• @AlejandroPiad 2^{16}sp= 1pt and 72.27pt=1in and 72bp=1in and a postscript point = 1bp, you could get tex to do some arithmetic while writing it out, but possibly easier to do it in whatever software is post processing this – David Carlisle Oct 15 '14 at 15:28

Here is a possible solution via TikZ:

\documentclass{article}
\usepackage{tikz}
\usetikzlibrary{calc}

\newcommand\mybox{%
\begin{tikzpicture}[remember picture]
\draw (0,0) rectangle (.6em,.6em);
\path let \p1=($(.3em,.3em) - (current page.south west)$)
in \pgfextra{
\pgfmathsetmacro\xpos{\x1/1cm}
\pgfmathsetmacro\ypos{\y1/1cm}
\typeout{checkboxpos:(\xpos cm,\ypos cm)}
};
\end{tikzpicture}%
}
\begin{document}

This is a test \mybox{}.

\begin{itemize}
\item[\mybox{}] First item.
\begin{itemize}
\item[\mybox{}] First subitem.
\item[\mybox{}] Second subitem.
\item[\mybox{}] Third subitem.
\end{itemize}
\item[\mybox{}] Second item.
\item[\mybox{}] Third item.
\end{itemize}

\end{document}


After two compilations, you got this log:

checkboxpos:(7.49284cm,23.29828cm)
checkboxpos:(5.30951cm,22.52507cm)
checkboxpos:(6.08272cm,21.82214cm)
checkboxpos:(6.08272cm,21.25981cm)
checkboxpos:(6.08272cm,20.69748cm)
checkboxpos:(5.30951cm,19.99455cm)
checkboxpos:(5.30951cm,19.29164cm)

• Thanks @PaulGaborit for answering.

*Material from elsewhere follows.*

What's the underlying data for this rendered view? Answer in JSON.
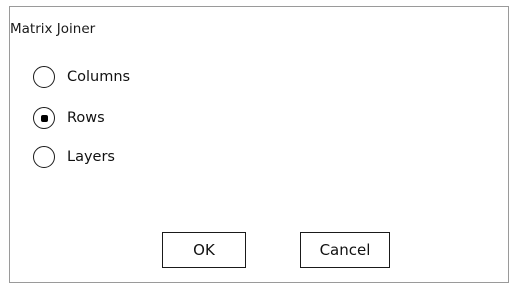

I like your solution a lot, and will definitely give it a try. +1d'! – Alejandro Piad Oct 15 '14 at 15:34

The main point of this task is usage of pdfTeX primitives \pdfsavepos, \pdflastxpos, \pdflastypos. You can create a macro \saveposition which saves the actual position to the file \jobname.pos in the form:

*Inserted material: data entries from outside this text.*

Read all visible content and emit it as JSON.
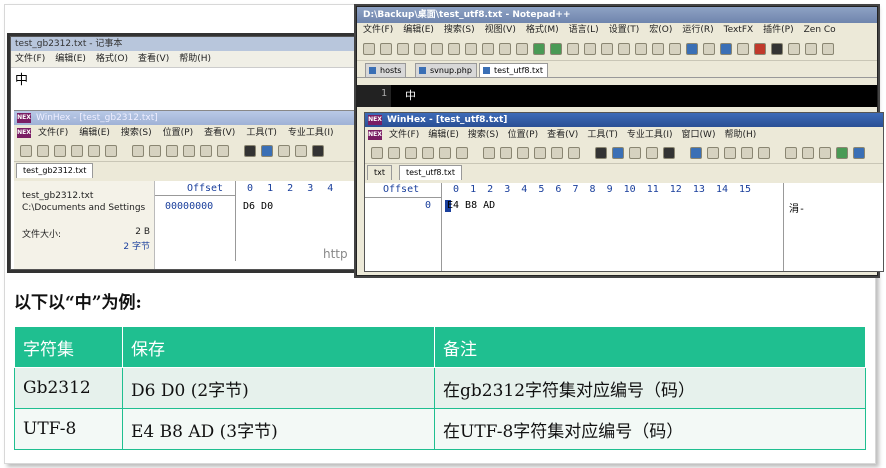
{
  "notepad_gb": {
    "title": "test_gb2312.txt - 记事本",
    "menu": [
      "文件(F)",
      "编辑(E)",
      "格式(O)",
      "查看(V)",
      "帮助(H)"
    ],
    "content": "中"
  },
  "winhex_gb": {
    "title": "WinHex - [test_gb2312.txt]",
    "menu": [
      "文件(F)",
      "编辑(E)",
      "搜索(S)",
      "位置(P)",
      "查看(V)",
      "工具(T)",
      "专业工具(I)"
    ],
    "tab": "test_gb2312.txt",
    "file_name": "test_gb2312.txt",
    "file_path": "C:\\Documents and Settings",
    "size_label": "文件大小:",
    "size_bytes": "2 B",
    "size_chars": "2 字节",
    "offset_header": "Offset",
    "columns": [
      "0",
      "1",
      "2",
      "3",
      "4"
    ],
    "offset_value": "00000000",
    "hex_value": "D6 D0",
    "watermark": "http"
  },
  "notepadpp": {
    "title": "D:\\Backup\\桌面\\test_utf8.txt - Notepad++",
    "menu": [
      "文件(F)",
      "编辑(E)",
      "搜索(S)",
      "视图(V)",
      "格式(M)",
      "语言(L)",
      "设置(T)",
      "宏(O)",
      "运行(R)",
      "TextFX",
      "插件(P)",
      "Zen Co"
    ],
    "tabs": [
      "hosts",
      "svnup.php",
      "test_utf8.txt"
    ],
    "line_number": "1",
    "line_content": "中"
  },
  "winhex_utf8": {
    "title": "WinHex - [test_utf8.txt]",
    "menu": [
      "文件(F)",
      "编辑(E)",
      "搜索(S)",
      "位置(P)",
      "查看(V)",
      "工具(T)",
      "专业工具(I)",
      "窗口(W)",
      "帮助(H)"
    ],
    "tabs": [
      "txt",
      "test_utf8.txt"
    ],
    "offset_header": "Offset",
    "columns": [
      "0",
      "1",
      "2",
      "3",
      "4",
      "5",
      "6",
      "7",
      "8",
      "9",
      "10",
      "11",
      "12",
      "13",
      "14",
      "15"
    ],
    "offset_value": "0",
    "hex_value": "E4 B8 AD",
    "ascii_value": "涓-"
  },
  "caption": "以下以“中”为例:",
  "table": {
    "headers": [
      "字符集",
      "保存",
      "备注"
    ],
    "rows": [
      [
        "Gb2312",
        "D6 D0  (2字节)",
        "在gb2312字符集对应编号（码）"
      ],
      [
        "UTF-8",
        "E4 B8 AD  (3字节)",
        "在UTF-8字符集对应编号（码）"
      ]
    ]
  },
  "colors": {
    "table_header": "#1fbf90",
    "table_border": "#1fbf90"
  }
}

1: 67.65254mm, 267.37009mm
2: 101.77405mm, 267.37009mm
3: 67.65254mm, 261.73753mm
4: 101.77405mm, 261.73753mm


The number of the checkbox is here followed by x and y coordinate. The (0,0) of coordinate system is the left-bottom corner of the paper. You need not two pass of TeX processing. This file is created immediately after first TeX run.

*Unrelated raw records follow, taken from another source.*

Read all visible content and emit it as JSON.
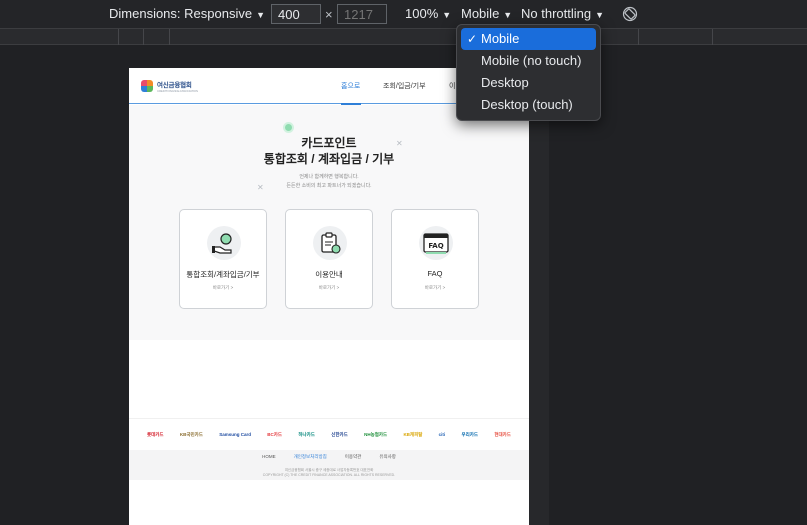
{
  "toolbar": {
    "dimensions_label": "Dimensions: Responsive",
    "width_value": "400",
    "times": "×",
    "height_placeholder": "1217",
    "zoom": "100%",
    "device_mode": "Mobile",
    "throttling": "No throttling",
    "rotate_icon": "rotate-icon"
  },
  "device_menu": {
    "items": [
      {
        "label": "Mobile",
        "selected": true
      },
      {
        "label": "Mobile (no touch)",
        "selected": false
      },
      {
        "label": "Desktop",
        "selected": false
      },
      {
        "label": "Desktop (touch)",
        "selected": false
      }
    ],
    "check": "✓",
    "accent": "#1a6ddb"
  },
  "site": {
    "logo": {
      "name": "여신금융협회",
      "sub": "CREDIT FINANCE ASSOCIATION"
    },
    "nav": [
      {
        "label": "홈으로",
        "active": true
      },
      {
        "label": "조회/입금/기부",
        "active": false
      },
      {
        "label": "이",
        "active": false
      }
    ],
    "hero": {
      "title_line1": "카드포인트",
      "title_line2": "통합조회 / 계좌입금 / 기부",
      "sub_line1": "언제나 함께하면 행복합니다.",
      "sub_line2": "든든한 소비의 최고 파트너가 되겠습니다."
    },
    "cards": [
      {
        "label": "통합조회/계좌입금/기부",
        "more": "바로가기 >",
        "icon": "coin-hand-icon"
      },
      {
        "label": "이용안내",
        "more": "바로가기 >",
        "icon": "clipboard-icon"
      },
      {
        "label": "FAQ",
        "more": "바로가기 >",
        "icon": "faq-icon"
      }
    ],
    "partners": [
      {
        "name": "롯데카드",
        "color": "#d4202c"
      },
      {
        "name": "KB국민카드",
        "color": "#8a6d2f"
      },
      {
        "name": "Samsung Card",
        "color": "#1c4aa0"
      },
      {
        "name": "BC카드",
        "color": "#e4383c"
      },
      {
        "name": "하나카드",
        "color": "#00857a"
      },
      {
        "name": "신한카드",
        "color": "#1a3e8c"
      },
      {
        "name": "NH농협카드",
        "color": "#1d8f3a"
      },
      {
        "name": "KB캐피탈",
        "color": "#d9a400"
      },
      {
        "name": "citi",
        "color": "#1e5fb3"
      },
      {
        "name": "우리카드",
        "color": "#0067ac"
      },
      {
        "name": "현대카드",
        "color": "#e64b3c"
      }
    ],
    "footer": {
      "links": [
        "HOME",
        "개인정보처리방침",
        "이용약관",
        "유의사항"
      ],
      "copy_line1": "여신금융협회 서울시 중구 세종대로 사업자등록번호 대표전화",
      "copy_line2": "COPYRIGHT (C) THE CREDIT FINANCE ASSOCIATION. ALL RIGHTS RESERVED."
    }
  },
  "colors": {
    "devtools_bg": "#202124",
    "page_bg": "#ffffff",
    "link_blue": "#2f7fd8"
  }
}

The implemetation of \saveposition macro can be as following:

\newcount\posnum
\newwrite\posout

\immediate\openout\posout=\jobname.pos

\write\posout\expandafter{\the\posnum: \tomm\pdflastxpos, \tomm\pdflastypos}}

\def\tomm#1{\expandafter\ignorept\the\dimexpr.35146\dimexpr#1sp\relax\relax mm}
{\lccode\?=\p \lccode\!=\t  \lowercase{\gdef\ignorept#1?!{#1}}}


The conversion from sp to mm unit is done by \tomm macro using eTeX primitive \dimexpr.

Now the test. You need to put the \saveposition to your \fbox macro. Because I don't use LaTeX, I have to create the whole \fbox:

\def\fbox{\leavevmode \saveposition
\lower3pt \hbox{\vrule \vbox{\hrule width1cm \kern.5cm \hrule}\vrule}%
}

aghd sajhas hds ddjds \fbox\ dhjdka ak das \fbox

aghd sajhas hds ddjds \fbox\ dhjdka ak das \fbox

\end


Note that you needn't use any special package (like tikz mentioned here in an another answer).